There are passages in the bible and whole books (Job) which talk about suffering.  Paul regards suffering as purposeful,cleansing us from selfishness, as a place of joy (Colossians 1:24) and connecting us to Christ’s suffering (2 Cor. 1:5-7). Jesus also admonishes us that those who follow Him will be persecuted for righteousness. In this way Radical acceptance may at times be advisable to Christians.  In addition the reasons or results of enduring pain, for the Christian, may be different from those espoused by Radical Acceptance in DBT.

Enduring pain seems justified for those who suffer apart from their actions, but can Christians advocate radical acceptance when suffering is self-inflicted?

That’s a very good question.

What do you think?


Jesus and Judgement (DBT musings part II)

Today I was in the DBT group that I observe as a student therapist and found scripture coming to mind as we covered mindfulness basics.

Nonjudgement is a key aspect of of Dialectical Behavioral Therapy. In DBT Mindfulness participants are encouraged to refrain from judgmnt and instead to observe, describe, then fully participate.  Many people who come to the group are plagued with judgement of themselves. 

Jesus says “Do not judge or you too will be judged. For in the same way you judge others, you will be judged, and with the measure you use, it will be measured to you.” (Matthew 7 1-2)

It is interesting that Jesus makes this link.  I previously interpreted this verse to mean that God will judge me as I have judged others.  However, I see now that it is also possible to interpret this scripture in the present tense- the more judgement I pass on others, the more I will also pass on myself. 

However, as in the parable about the log and speck (Matthew 7) just as we judge others incorrectly we also judge ourselves (I’m no good, I’m unloveable) inaccurately, often overjudge, and miss the parts of ourselves that hurt others (pride, arrogance). 
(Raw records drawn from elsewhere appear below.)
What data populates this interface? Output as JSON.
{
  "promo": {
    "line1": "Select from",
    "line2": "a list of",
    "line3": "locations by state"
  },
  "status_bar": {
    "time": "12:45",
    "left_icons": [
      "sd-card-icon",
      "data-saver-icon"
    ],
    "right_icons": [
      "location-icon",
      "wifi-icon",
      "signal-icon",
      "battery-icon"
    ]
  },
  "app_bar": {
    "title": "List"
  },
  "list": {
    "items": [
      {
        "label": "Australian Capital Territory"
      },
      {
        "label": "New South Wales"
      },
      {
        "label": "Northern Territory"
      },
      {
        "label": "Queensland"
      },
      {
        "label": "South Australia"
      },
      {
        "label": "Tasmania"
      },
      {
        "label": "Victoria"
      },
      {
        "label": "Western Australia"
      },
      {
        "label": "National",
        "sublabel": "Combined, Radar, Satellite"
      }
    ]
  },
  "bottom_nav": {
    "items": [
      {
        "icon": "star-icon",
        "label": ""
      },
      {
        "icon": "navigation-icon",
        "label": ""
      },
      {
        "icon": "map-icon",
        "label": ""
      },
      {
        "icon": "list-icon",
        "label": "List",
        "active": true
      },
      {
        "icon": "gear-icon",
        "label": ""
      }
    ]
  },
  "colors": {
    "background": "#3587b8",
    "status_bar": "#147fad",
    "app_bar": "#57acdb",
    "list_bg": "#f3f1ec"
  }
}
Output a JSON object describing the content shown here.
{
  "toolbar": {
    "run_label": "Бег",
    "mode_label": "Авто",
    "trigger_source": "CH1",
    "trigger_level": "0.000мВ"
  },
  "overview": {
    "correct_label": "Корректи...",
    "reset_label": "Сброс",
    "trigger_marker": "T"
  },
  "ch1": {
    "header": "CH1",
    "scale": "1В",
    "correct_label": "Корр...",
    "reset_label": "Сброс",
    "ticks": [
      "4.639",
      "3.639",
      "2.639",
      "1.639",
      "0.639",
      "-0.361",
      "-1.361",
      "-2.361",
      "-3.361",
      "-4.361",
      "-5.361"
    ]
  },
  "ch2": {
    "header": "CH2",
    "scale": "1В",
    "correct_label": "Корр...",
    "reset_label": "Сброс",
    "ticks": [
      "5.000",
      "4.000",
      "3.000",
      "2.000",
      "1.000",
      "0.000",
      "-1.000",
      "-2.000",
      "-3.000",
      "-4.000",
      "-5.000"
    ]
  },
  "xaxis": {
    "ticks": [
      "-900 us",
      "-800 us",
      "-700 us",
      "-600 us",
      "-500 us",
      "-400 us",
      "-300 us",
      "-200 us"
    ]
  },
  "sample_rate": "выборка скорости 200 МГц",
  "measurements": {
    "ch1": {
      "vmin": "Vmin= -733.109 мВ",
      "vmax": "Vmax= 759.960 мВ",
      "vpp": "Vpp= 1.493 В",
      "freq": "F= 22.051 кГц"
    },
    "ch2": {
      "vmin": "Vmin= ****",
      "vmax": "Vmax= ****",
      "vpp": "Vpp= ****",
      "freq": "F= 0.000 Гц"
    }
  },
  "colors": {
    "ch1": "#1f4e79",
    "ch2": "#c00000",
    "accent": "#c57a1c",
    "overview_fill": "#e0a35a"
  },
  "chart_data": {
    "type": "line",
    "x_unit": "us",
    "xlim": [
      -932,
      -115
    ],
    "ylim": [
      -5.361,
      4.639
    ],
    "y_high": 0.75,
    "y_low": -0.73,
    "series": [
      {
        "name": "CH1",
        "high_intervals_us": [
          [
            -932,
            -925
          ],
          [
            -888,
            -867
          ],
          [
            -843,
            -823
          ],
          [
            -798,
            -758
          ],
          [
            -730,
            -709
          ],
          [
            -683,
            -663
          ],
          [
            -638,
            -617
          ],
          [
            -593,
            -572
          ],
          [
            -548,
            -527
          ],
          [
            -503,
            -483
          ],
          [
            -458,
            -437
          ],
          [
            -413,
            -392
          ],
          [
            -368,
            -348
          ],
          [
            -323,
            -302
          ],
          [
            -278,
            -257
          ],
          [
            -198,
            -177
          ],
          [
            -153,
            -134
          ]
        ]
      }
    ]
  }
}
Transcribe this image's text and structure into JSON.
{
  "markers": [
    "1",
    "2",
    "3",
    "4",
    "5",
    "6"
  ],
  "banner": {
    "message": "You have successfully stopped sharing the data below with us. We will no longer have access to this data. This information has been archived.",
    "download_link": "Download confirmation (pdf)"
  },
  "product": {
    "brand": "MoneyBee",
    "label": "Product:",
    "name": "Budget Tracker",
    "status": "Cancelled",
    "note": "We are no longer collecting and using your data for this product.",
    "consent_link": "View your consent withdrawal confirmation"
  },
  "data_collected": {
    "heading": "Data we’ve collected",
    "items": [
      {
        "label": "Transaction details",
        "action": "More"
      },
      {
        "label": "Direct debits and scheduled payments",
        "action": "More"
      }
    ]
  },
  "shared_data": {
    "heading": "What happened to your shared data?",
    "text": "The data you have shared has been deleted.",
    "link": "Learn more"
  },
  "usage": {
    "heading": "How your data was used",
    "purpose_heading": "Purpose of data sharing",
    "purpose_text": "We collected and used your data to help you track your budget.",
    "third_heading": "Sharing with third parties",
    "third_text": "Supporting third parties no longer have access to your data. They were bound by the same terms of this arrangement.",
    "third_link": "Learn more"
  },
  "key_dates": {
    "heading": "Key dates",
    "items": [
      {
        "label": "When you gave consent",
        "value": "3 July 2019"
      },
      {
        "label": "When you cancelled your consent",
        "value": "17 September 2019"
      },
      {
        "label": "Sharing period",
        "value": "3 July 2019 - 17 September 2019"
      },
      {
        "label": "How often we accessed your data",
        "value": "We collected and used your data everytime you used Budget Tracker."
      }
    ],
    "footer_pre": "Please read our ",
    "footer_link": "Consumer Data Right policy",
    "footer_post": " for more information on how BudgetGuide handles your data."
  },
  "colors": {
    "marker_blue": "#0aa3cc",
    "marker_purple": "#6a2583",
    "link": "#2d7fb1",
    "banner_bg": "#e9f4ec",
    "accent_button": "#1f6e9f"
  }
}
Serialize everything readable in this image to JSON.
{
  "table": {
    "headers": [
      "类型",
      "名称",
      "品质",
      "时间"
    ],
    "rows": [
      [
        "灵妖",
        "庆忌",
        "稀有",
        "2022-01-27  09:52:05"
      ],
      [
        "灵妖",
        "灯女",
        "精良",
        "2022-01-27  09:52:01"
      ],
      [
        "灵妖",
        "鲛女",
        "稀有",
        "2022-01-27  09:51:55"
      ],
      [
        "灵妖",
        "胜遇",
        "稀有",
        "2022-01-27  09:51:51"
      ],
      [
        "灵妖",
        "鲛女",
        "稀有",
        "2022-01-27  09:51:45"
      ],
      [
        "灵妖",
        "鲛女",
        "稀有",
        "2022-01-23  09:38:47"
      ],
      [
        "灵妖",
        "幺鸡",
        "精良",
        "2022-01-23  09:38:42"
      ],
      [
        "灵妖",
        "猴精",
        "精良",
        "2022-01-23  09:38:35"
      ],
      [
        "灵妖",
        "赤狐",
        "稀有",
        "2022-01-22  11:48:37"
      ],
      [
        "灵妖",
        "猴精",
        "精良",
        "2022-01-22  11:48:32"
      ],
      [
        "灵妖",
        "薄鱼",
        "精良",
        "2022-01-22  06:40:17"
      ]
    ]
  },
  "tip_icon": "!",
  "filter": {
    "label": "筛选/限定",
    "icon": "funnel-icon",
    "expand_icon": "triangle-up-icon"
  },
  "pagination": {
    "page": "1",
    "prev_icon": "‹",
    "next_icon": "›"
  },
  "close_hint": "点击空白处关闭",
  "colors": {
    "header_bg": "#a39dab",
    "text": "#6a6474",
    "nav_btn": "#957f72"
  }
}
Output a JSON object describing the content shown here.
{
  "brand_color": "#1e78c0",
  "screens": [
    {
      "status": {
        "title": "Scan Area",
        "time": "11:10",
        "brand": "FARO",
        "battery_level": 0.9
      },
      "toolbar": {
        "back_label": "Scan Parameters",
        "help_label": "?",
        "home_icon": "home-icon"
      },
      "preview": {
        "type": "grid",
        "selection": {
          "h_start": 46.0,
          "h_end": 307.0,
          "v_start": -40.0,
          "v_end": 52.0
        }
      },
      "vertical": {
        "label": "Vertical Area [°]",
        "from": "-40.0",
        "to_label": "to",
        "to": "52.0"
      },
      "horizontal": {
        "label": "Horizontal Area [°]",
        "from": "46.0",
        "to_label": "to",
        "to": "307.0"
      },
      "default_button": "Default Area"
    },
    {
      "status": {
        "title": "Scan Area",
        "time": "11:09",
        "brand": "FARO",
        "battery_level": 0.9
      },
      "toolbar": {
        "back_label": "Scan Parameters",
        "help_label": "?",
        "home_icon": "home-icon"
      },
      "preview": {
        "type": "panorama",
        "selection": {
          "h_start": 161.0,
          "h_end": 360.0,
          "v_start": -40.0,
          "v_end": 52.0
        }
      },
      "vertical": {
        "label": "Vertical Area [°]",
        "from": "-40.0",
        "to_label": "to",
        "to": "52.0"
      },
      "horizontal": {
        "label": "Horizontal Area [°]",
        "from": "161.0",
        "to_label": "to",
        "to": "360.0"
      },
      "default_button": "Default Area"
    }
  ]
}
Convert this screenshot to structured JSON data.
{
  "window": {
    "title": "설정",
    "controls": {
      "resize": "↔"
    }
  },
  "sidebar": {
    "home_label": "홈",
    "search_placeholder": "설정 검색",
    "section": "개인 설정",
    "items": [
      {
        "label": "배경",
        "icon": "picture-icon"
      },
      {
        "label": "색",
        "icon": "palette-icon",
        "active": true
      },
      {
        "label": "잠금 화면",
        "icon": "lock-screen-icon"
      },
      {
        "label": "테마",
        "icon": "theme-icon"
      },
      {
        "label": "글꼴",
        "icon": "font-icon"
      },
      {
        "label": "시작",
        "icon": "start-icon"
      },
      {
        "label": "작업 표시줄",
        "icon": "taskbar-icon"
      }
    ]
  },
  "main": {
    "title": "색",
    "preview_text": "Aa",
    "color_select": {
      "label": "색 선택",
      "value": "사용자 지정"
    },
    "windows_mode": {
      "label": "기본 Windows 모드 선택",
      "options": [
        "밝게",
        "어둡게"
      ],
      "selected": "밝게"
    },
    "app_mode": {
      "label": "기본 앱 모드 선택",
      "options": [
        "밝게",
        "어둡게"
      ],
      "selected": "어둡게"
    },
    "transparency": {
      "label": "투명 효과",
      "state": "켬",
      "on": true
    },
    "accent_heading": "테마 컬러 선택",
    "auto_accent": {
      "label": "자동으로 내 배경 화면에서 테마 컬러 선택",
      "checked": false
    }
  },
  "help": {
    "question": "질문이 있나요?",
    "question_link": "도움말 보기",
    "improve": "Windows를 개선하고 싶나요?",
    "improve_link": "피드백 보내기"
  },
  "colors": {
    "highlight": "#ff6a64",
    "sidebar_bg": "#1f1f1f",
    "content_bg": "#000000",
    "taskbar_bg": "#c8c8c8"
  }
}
Throughout the Bible we are told that the only true judge is God alone- he is the ultimate judge- then why do we so often take on that role? 

Even Jesus’ disciples were notorious judgers- how many times did Jesus’ disciples want to turn away people because they innacurately judged Jesus’ love and desire to meet them?  For example, the little children (Matthew 19:13-15), and the Caananite woman (Matthew 15: 21-27). 

Is part of faith in Jesus refraining from judgement?  Not only to others, but to ourselves, and in judging what God can do and how He loves the world?

At first when I heard about non-judgement  I thought that th idea was ridiculous and not Christian as we want God to change our lives and free us from sin.  Isn’t judging the way we recognize sin in our lives?

Maybe, maybe not.

First of all we ask God to identify sin in our lives (Psalm 139: 22-24). 

Secondly we can examine ourselves with compassion and kindness- without judgement as God affirms us that he has saved us through his son and there is no condemnation (Romans 8: 1).  Why would we condemn ourselves when God has freed us?

How then do we identify sin in our lives?  We can examine our lives and observe the times and ways in which we have been far and near from God.  This can take the from of the daily examen – an ancient practice develop by St. Ignatius of Loyola.  Through observation of ourselves the discrepency between what is Godly and good, and what are the desires of flesh we can understand our actions, and seek forgiveness, repent, and recieve new life.

Many who have been saved by God continue to condemn and judge themselves.  Especially people we see in our neighborhood who have mental illness and drug addiction, are estranged from their family, and see their life as a string of failure. 

“It doesn’t make sense why God would love a person like me…”

“It’s hard to see anything but sin and regret in my life…”

Can Jesus free us from self-judgement? Yes, he must.  But he also fills us with the Holy Spirit which groans within us to rebuke us kindly and gently and as we experience the father’s love he slowly shows us our sin as we’re ready in a gentle way through scripture and his spirit.

In that way observing and describing and refrain judgeing can be a good start to accepting the love of Christ, rather than pushing it away or reinforcing the lies of the world (that we are unloveable, no good, constantly failing…). 

What do you think?  Comments?? Ideas?